However, that wasn't the case. In order to make more money, the unscrupulous president of the company had actually instructed the installers to install each and every panel sold, "no matter what the situation." He also took great care to keep installers and salesmen separate. Some months into the program, and just before they'd called me, the inevitable occurred: One of the salesmen found out what was happening and told the rest of the sales team.
Upon learning the truth, the sales team's closing rate dropped to under 5%. Same flip-chart, same words being said. What they wanted me to do, as a sales consultant, was to 'fix it.' Without a fundamental change in how the company was being operated, I declined.
Business Ethics And Purpose
The following brief article, written by UK-based, Naz Doud, offers a host of important reasons why ethics are important in business. As you read it, I encourage you to think of changes you might make in your own firm to operate it in an even more ethical and responsible manner than you are today.
The purpose of business is to generate maximum returns for its owners and shareholders. So, therefore, should the business pursue all activities that enhance profitability and increase the value of the business for the owners and / or shareholders? In today's business climate, the answer is a resounding 'No.'
It is also increasingly important that a business behaves ethically in achieving the above purpose. And, it is not right just to operate within the letter of the law. Businesses are finding increased value by finding ways to serve their local communities, and by helping its employees lead better lives. Today, managers should examine every decision they make based on profitability, yes, but also in tterms of long-term business value and social responsibility.
By having real policies in place that take care of your employees and the local community it might be argued that, long term, this will enhance your business brand and over time lead to higher profitability.
By constantly training members of staff to be socially and ethically responsible combined with, wherever possible, promoting from within the organisation, will lead to employees that feel empowered to work harder and make better decisions. Having regards to the true wellbeing of your employees will lead to a healthier and therefore happier workforce.
You will also find other side benefits to taking responsible action. For example, by reducing waste and promoting recycling at every opportunity, overheads will be reduced and in the longer term it will lead to better shareholder value. It is staggering how much resources, including energy, are wasted by companies that have not audited the possible changes they could make in this regard. Having a regular energy audit and investing long term to reduce demand can only serve to make the business more efficient.
Many businesses try to serve their community by supporting local charities and sponsoring local people to better their lives. There are many ways to do this including education, sports and the environment. In the short term there will be very few perceivable benefits in terms of profitability, but these actions will serve to enhance the business brand and increase profitability over the longer term.

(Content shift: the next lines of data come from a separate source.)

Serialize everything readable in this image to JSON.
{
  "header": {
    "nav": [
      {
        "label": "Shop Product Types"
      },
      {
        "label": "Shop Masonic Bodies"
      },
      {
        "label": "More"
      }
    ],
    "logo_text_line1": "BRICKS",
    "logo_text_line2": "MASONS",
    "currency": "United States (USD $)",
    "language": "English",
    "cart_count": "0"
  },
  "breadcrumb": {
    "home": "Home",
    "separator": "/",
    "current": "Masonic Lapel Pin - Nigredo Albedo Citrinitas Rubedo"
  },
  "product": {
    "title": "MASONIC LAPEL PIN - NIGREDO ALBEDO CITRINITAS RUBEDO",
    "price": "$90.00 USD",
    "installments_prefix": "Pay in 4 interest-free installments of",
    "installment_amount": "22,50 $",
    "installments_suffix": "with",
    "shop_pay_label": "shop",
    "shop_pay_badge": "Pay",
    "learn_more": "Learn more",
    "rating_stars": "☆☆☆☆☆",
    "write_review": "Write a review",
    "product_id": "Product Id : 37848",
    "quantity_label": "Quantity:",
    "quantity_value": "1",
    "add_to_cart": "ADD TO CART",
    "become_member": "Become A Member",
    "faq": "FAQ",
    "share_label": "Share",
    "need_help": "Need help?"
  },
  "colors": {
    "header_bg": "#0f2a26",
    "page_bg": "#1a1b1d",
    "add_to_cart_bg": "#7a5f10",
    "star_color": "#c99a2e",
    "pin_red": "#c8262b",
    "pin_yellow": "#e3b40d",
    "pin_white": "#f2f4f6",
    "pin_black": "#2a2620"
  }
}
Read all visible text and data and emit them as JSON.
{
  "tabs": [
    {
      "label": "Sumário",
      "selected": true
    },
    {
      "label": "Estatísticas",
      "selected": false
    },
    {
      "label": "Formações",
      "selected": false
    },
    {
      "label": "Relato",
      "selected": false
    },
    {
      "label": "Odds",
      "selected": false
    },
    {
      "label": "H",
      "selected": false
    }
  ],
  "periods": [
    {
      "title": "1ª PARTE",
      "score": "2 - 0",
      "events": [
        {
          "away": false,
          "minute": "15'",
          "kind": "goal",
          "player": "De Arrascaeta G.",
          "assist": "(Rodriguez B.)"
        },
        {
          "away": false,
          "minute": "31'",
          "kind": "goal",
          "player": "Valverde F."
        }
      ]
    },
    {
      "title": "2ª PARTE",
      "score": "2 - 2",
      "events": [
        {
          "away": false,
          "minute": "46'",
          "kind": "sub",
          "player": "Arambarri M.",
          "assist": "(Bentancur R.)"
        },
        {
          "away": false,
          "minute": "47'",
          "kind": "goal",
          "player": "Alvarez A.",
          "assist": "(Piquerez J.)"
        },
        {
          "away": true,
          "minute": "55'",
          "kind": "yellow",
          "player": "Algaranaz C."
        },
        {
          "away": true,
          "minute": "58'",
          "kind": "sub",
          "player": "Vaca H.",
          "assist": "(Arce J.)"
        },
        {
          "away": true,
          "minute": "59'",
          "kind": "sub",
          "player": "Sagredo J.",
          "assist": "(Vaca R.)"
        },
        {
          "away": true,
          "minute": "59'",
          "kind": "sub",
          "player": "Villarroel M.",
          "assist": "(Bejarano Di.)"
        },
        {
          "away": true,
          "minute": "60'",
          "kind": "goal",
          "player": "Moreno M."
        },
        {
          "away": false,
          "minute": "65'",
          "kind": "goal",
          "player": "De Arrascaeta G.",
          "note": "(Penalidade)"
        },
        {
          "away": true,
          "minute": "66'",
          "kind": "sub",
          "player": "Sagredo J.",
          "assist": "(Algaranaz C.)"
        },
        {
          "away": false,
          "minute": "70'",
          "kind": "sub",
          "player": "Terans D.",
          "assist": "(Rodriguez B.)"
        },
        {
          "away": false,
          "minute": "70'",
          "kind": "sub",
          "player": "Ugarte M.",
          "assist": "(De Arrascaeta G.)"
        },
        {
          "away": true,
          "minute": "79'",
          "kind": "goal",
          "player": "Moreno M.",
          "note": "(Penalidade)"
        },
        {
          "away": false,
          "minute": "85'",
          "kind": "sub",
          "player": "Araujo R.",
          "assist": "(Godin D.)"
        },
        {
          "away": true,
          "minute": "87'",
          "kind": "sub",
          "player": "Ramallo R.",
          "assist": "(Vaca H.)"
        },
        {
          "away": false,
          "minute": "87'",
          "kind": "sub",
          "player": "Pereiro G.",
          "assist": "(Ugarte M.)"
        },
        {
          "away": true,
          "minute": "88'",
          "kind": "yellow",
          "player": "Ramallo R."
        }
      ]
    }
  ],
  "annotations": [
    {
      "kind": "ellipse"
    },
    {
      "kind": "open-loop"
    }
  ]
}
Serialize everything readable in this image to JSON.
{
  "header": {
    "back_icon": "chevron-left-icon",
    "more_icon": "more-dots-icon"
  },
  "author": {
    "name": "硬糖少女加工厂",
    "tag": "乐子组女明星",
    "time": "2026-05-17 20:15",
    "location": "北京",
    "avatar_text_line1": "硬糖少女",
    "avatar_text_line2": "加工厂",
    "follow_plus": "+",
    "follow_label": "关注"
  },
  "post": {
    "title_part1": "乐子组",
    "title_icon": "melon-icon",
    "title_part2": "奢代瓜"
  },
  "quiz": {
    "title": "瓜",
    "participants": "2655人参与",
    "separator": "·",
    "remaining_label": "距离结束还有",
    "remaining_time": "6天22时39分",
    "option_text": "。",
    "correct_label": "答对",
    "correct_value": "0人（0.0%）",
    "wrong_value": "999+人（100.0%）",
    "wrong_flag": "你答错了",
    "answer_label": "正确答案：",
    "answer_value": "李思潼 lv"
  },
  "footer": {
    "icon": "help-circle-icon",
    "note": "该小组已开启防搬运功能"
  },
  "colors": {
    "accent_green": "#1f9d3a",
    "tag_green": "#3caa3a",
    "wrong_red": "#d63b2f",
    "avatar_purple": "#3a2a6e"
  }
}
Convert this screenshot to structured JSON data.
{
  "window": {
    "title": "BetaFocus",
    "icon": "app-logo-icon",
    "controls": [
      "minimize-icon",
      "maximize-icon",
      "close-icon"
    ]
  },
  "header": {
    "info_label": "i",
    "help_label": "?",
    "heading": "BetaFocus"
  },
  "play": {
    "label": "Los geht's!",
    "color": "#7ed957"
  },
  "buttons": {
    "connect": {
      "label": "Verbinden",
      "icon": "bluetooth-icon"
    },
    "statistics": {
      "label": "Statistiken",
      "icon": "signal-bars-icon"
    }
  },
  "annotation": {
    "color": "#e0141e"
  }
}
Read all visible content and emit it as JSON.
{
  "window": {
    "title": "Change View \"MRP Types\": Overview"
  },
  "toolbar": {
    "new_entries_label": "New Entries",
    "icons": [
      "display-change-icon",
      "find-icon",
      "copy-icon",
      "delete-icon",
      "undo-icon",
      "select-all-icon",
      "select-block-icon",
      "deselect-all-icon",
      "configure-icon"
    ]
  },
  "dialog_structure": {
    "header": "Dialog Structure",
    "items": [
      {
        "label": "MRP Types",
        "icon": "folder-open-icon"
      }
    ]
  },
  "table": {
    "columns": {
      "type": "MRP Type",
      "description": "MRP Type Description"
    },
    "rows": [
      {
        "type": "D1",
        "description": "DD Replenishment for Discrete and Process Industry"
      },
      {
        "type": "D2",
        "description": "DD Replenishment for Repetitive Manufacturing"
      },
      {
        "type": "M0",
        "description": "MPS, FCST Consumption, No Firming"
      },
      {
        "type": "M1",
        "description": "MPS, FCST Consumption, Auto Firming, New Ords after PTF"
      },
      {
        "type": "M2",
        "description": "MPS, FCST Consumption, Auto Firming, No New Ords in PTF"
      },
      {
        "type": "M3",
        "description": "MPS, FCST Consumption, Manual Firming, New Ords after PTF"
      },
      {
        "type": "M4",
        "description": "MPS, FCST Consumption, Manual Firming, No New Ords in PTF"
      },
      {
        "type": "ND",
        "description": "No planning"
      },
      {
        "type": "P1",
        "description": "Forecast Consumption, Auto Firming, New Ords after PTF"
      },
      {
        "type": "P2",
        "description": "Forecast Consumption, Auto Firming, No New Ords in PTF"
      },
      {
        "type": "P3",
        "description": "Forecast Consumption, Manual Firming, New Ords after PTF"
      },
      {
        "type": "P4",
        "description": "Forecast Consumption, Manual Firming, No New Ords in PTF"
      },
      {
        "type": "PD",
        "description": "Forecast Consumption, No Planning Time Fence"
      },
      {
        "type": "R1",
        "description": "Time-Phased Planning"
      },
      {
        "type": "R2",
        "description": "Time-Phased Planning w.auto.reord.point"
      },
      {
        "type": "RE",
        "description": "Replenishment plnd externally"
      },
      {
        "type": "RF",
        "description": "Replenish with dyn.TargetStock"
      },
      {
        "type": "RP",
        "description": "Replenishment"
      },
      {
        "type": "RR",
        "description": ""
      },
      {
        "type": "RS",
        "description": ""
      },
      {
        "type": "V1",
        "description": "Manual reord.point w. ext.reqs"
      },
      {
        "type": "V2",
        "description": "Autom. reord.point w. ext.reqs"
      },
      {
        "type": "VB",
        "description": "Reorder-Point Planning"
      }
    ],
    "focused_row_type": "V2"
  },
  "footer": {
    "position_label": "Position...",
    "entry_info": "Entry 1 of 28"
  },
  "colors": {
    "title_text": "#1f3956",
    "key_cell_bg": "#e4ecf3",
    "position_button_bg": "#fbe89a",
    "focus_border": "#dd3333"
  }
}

Greed is no longer seen as 'good,' and focusing purely on profits is unacceptable to your existing and potential customers. By embracing business ethics and social responsibility the business can benefit from the increased profits produced by increased goodwill.
If you have questions or comments about this article, please let us know.